”It was fascinating to observe the functioning of an international research organization, particularly the communal atmosphere during lunch breaks, where everyone washed their own plates.”
As part of my study in Intercalated BSc study in International Health at the University of Leeds in the UK, I visited Nepal on January 2023 for research works. The focus of my research was to develop and pilot qualitative data collection tools to examine antibiotic dispensing practices among pharmacists and veterinarians in Kapilvastu, Nepal. This project aligned with the ongoing Community Solutions to Antimicrobial Resistance (COSTAR) project of HERD International.
After conducting a literature review on antimicrobial dispensing in Thailand, I sought to explore the issue in a different region. With the guidance of my supervisor, I decided to visit Nepal. Following extensive email exchanges and virtual meetings, I finalized my research proposal and made preparations for my journey.

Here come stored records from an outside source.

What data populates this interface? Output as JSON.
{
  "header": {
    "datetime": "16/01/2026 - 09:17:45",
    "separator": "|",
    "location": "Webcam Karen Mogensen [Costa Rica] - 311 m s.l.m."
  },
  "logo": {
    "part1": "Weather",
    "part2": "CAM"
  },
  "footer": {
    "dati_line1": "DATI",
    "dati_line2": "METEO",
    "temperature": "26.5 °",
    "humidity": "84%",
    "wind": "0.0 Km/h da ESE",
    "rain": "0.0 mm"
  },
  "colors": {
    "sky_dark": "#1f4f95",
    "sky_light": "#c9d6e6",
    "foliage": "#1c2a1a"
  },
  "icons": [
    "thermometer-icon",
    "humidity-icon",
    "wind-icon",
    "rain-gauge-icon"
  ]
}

It wasn’t until a week before departing that I fully grasped the realities of traveling over 4,500 miles from home. To my surprise, my fellow student Mia and I realized that we wouldn’t have a view of Mount Everest from the Kathmandu Valley. However, upon arrival, we were immediately captivated by the country’s beauty, diversity, and vibrant atmosphere, which couldn’t have been fully conveyed through research alone. We quickly understood why our friends and family had praised the friendliness of the Nepali people. We had no trouble navigating the logistics of getting a SIM card, Nepali rupees, and transportation. On our first day, we had a meeting with the COSTAR researchers at the HERDi offices. The following day, we embarked on a memorable and scenic coach journey from Kathmandu to Pokhara. We marveled at the mountains, green valleys, rivers, and towns adorned with buildings in various colors. Along the way, we stopped at roadside cafes, indulging in buffet-style food and enjoying plates of noodles by a river surrounded by lush forests. After spending a week in Pokhara working on Mia’s research project, we returned to Kathmandu, better prepared for the bustling city.
Over the subsequent week, I commuted daily to the HERDi offices, collaborating closely with the team, translators, and researchers. Before concluding our visit, HERDi gave us an opportunity to share our experiences in the Knowledge Café, a knowledge-sharing series organized periodically by HERDi International. It was fascinating to observe the functioning of an international research organization, particularly the communal atmosphere during lunch breaks, where everyone washed their own plates.
While analysis of the transcripts is still ongoing, initial findings indicate inappropriate dispensing of antimicrobials by both pharmacists and veterinarians. However, veterinarians demonstrated more willingness to openly discuss their practices compared to pharmacists. Before our departure from Kathmandu, we visited Patan Durbar Square. As we sat down, enjoying a cold bottle of Coke, we reflected upon our time in Nepal. The country’s natural beauty and the warmth of its people left an indelible impression on us. I would consider myself fortunate to have the opportunity to return.